Dassault has reduced the scope of the part-time working arrangement it implemented in September last year in four factories in France. Some 1,400 employees are affected in two factories now, with little impact on their salaries. Company management expects to give the workers their next update in July.
Brazil’s purchase of 36 new fighters has pitted the air force’s preference for the Saab Gripen, backed by a 10-month technical report, against a presidential preference for the Dassault Rafale as part of a “strategic alliance” with France. Second in the air force’s ranking was the Boeing F-18 Super Hornet. According to the newspaper Folha de São Paulo, France reduced the cost of the Rafale package from $12.2 billion to $8.2 billion.

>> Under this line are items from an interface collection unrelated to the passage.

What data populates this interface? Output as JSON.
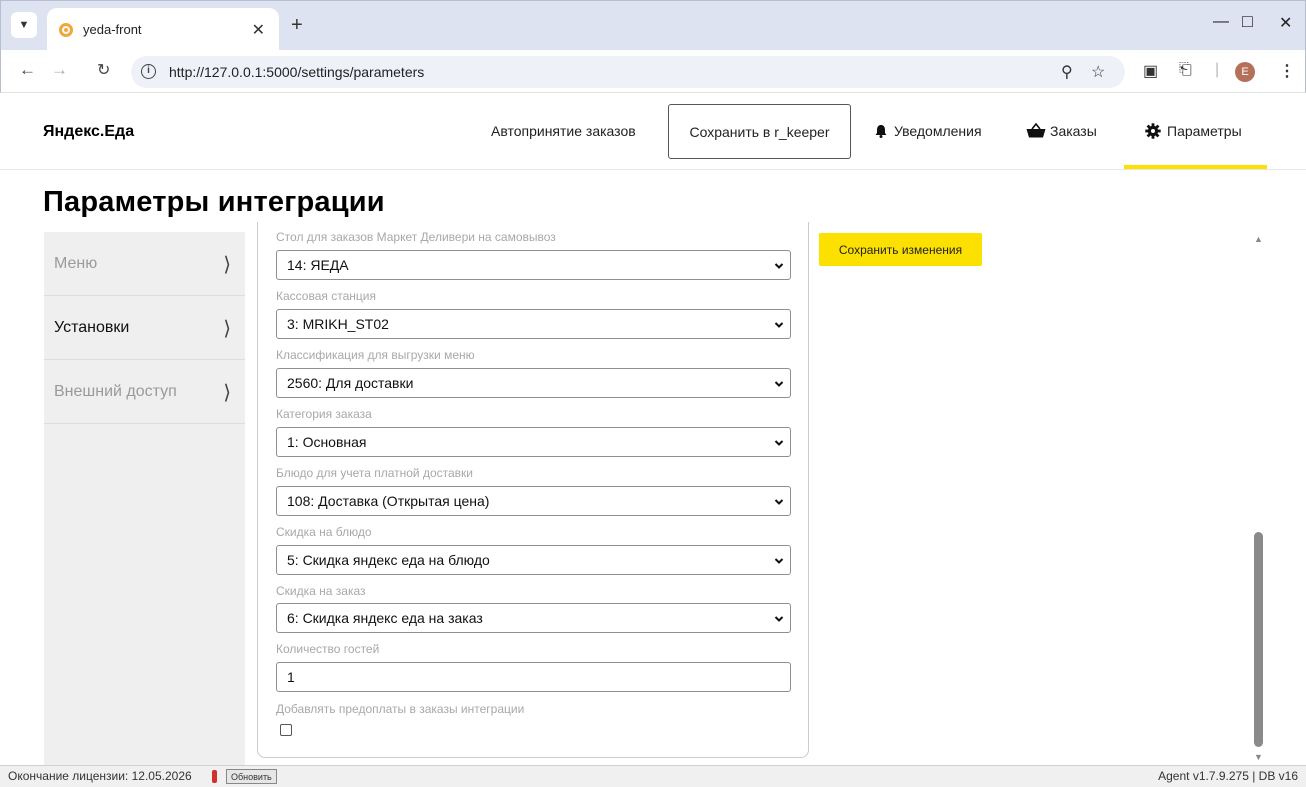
{
  "browser": {
    "tab_title": "yeda-front",
    "url": "http://127.0.0.1:5000/settings/parameters",
    "profile_initial": "E"
  },
  "header": {
    "brand": "Яндекс.Еда",
    "nav": {
      "auto_accept": "Автопринятие заказов",
      "save_rkeeper": "Сохранить в r_keeper",
      "notifications": "Уведомления",
      "orders": "Заказы",
      "parameters": "Параметры"
    },
    "active_tab": "parameters",
    "accent_color": "#fce000"
  },
  "page": {
    "title": "Параметры интеграции"
  },
  "sidebar": {
    "items": [
      {
        "label": "Меню",
        "active": false
      },
      {
        "label": "Установки",
        "active": true
      },
      {
        "label": "Внешний доступ",
        "active": false
      }
    ]
  },
  "form": {
    "fields": [
      {
        "label": "Стол для заказов Маркет Деливери на самовывоз",
        "value": "14: ЯЕДА"
      },
      {
        "label": "Кассовая станция",
        "value": "3: MRIKH_ST02"
      },
      {
        "label": "Классификация для выгрузки меню",
        "value": "2560: Для доставки"
      },
      {
        "label": "Категория заказа",
        "value": "1: Основная"
      },
      {
        "label": "Блюдо для учета платной доставки",
        "value": "108: Доставка (Открытая цена)"
      },
      {
        "label": "Скидка на блюдо",
        "value": "5: Скидка яндекс еда на блюдо"
      },
      {
        "label": "Скидка на заказ",
        "value": "6: Скидка яндекс еда на заказ"
      }
    ],
    "guests": {
      "label": "Количество гостей",
      "value": "1"
    },
    "prepay": {
      "label": "Добавлять предоплаты в заказы интеграции",
      "checked": false
    },
    "save_button": "Сохранить изменения"
  },
  "status": {
    "license": "Окончание лицензии: 12.05.2026",
    "refresh_button": "Обновить",
    "version": "Agent v1.7.9.275  |  DB v16"
  }
}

Continued tensions in the Far East and southern Asia are ensuring that the region remains a major sales battleground for the world’s fighter houses. At stake is the sale of several hundred new combat aircraft in the coming years as air arms seek to modernize their forces or, in the case of countries such as Japan and Singapore, stay ahead of the regional threat.
Although the supply of French Rafale combat jets to the UAE was not finalized at the Dubai Airshow, there were plenty of indications that negotiations are going well. In an unusual departure from custom, the former head of the UAE Air Force gave a detailed interview on the progress of the deal to The National, the main newspaper in Abu Dhabi.
Officials from Team Rafale are quietly confident that a deal for up to 60 airplanes will be made with the United Arab Emirates. Meanwhile, they are signing agreements here at the show with local entities that further strengthen the French influence in Emirati education and industry.
MBDA’s joint venture with Abu Dhabi-based Baynuna Aviation Technology, dubbed Baynuna MBDA Missile Technologies (BMT), has just been incorporated. It was announced in February as a 49-51 effort between the European missile manufacturer and the local company.
French engine maker Snecma (Stand W420) and Baynuna Aviation Technology (BAT), a Abu Dhabi-based defense company, have formed a joint venture called Snecbat Engine Technologies, which will also be based in Abu Dhabi. Snecbat’s capabilities are to include civil and military engines services.
How can the Rafale be produced–and offered for export–at an economic price when the production rate is only about one aircraft per month? Official French statistics give a unit production cost of only ?64- to ?70 million in 2008 prices, depending on variant, excluding amortization of development costs, but including value-added tax of 19.6 percent (which would not be payable on export aircraft).
The Dassault Rafale combat jet may yet prove to be an export winner, despite no such orders being placed to date. The OEM is negotiating a contract with the United Arab Emirates air force, and Kuwait has formally expressed interest in the aircraft.
A top-level handshake in Brazil earlier this month does not necessarily mean the end of that country’s long quest to select a new fighter. Presidents Lula and Sarkozy proclaimed a strategic aerospace partnership after the French leader made a two-day state visit to Brazil.